**Problem details**
Print out all of the data below, keeping it identical to the original.

**Data section**
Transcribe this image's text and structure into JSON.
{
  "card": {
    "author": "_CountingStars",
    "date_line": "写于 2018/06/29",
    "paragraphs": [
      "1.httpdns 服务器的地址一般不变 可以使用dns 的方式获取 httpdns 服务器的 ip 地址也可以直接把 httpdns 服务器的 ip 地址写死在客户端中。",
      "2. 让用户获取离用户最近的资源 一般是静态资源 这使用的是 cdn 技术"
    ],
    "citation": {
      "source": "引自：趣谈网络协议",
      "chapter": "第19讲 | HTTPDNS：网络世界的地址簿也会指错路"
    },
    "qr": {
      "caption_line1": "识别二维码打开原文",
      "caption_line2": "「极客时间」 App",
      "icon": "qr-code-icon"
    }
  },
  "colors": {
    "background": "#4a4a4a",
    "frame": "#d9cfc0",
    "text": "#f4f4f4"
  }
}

**Completed exercise**
Transcribe this image's text and structure into JSON.
{
  "card": {
    "author": "_CountingStars",
    "date_line": "写于 2018/06/29",
    "paragraphs": [
      "1.httpdns 服务器的地址一般不变 可以使用dns 的方式获取 httpdns 服务器的 ip 地址也可以直接把 httpdns 服务器的 ip 地址写死在客户端中。",
      "2. 让用户获取离用户最近的资源 一般是静态资源 这使用的是 cdn 技术"
    ],
    "citation": {
      "source": "引自：趣谈网络协议",
      "chapter": "第19讲 | HTTPDNS：网络世界的地址簿也会指错路"
    },
    "qr": {
      "caption_line1": "识别二维码打开原文",
      "caption_line2": "「极客时间」 App",
      "icon": "qr-code-icon"
    }
  },
  "colors": {
    "background": "#4a4a4a",
    "frame": "#d9cfc0",
    "text": "#f4f4f4"
  }
}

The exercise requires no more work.